Parapsychology Articles, Papers and Books

Home > Articles > Psychical Phenomena > Extrasensory Perception > Empathy

Quantum Psychics Buy Now

QP Store





Get the best from in your inbox!



"With confidence in the importance of utilizing the investigative mode of the established sciences in order to inquire into the authenticity and to potentially explain the nature of psychical phenomena."

Psychic Organizations
Empathy A Quantum Approach Textbook Quantum Psychics Book
Scientific Empathology Education Psychical Profiling









Emotional Regulation and Empathic Processes
Theresa M. Kelly, MsD.


Professor of Scientific Parapsychology, Researcher, Technical Author

Empathy is the psychical influence of emotion via experient influence over the emotional basis of consciousness and the mental and physiological processes associated with a wide variety of emotional experiences.

In regards to emotional regulation and psychical empathists, there are two primary types of regulation strategies, one with a specific point prior to emotional stimuli, and one subsequent to emotional stimuli. These strategies can be utilized to modify one’s own emotions regardless of the source by influencing the emotions they experience, when they experience them, and how they experience and express those emotions. 

The first type of regulation strategy is called antecedent-focused, which refers to what an empathist does prior to experiencing a particular emotion and can influence their physiological and behavior responses (e.g. viewing a failure as an opportunity to try something new).


  1. Situation selection, which refers to approaching or completely avoiding particular people, places, or things as a means to regulate emotion. Here the empathist must evaluate what situations are negative verses positive alternatives, necessary and unnecessary (i.e. assessing consequences and importance), and short- or long-term emotional benefits (i.e. short-term emotional benefits with long-term negative consequences, or vice versa).

  2. Situation modification, which refers to changing a situation to soften emotional impact when ones feels or thinks they are on the verge of entering into a situation that will have a negative emotional affect.

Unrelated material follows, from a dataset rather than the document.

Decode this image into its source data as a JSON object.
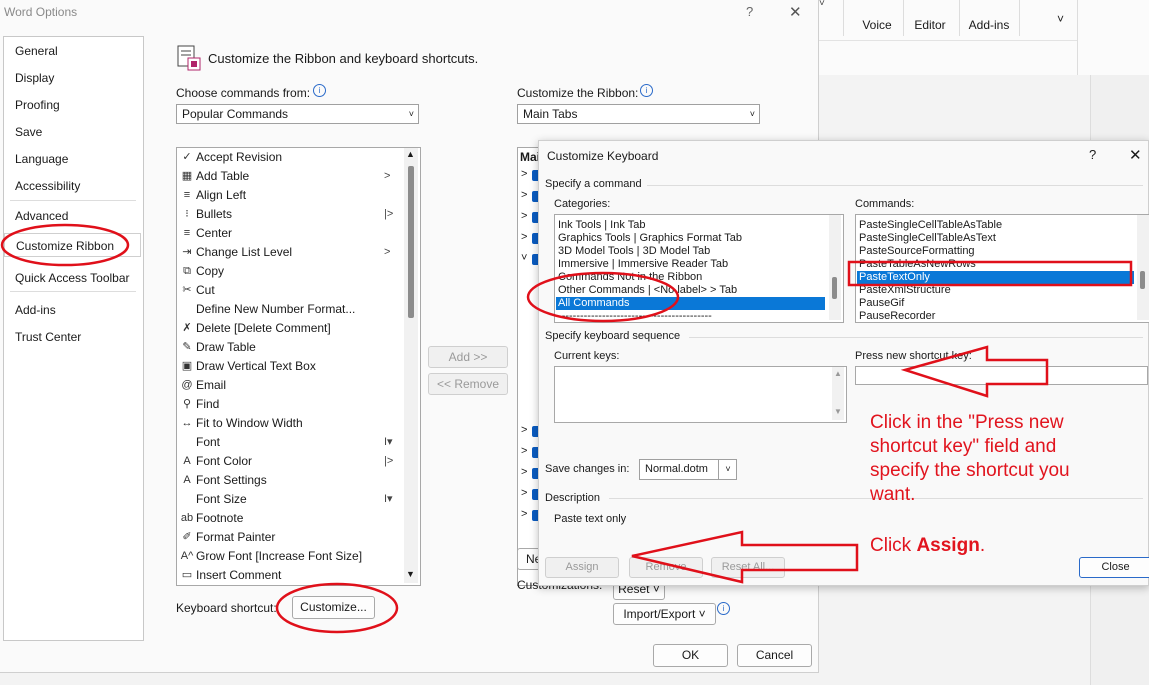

An example of this modification would be when a friend prompts the empathist for emotional support when the empathists is emotionally fatigued and the empathists prompts themselves to change the subject until the empathist is well rested. 

  3. Attentional deployment, which refers to selecting one of numerous aspects of the situation the empathist will supply their focus. For example, the empathist may chose to focus on the “the big picture,” on the positive aspects of a distressing conversation or distract him or herself from a conversation that they find distressing by thinking about something else (e.g. counting in-mind, thinking of a pleasant memory, checking or responding to text messages, etc.). This can also include the empathist devising a plan to leave the situation (e.g. “I have to make a call”).

  4. Cognitive change, which refers to selecting one of numerous meanings he/she will correlate to the aspect they find negative (e.g. in regards to the distressing conversation, the empathist may remind themselves that it is “only their opinion, not necessarily the truth”). In other words, cognitive change is utilized to decrease emotional response.


Next Page 1 - 2


QP Network University of Alternative Studies QPPResearch Inc.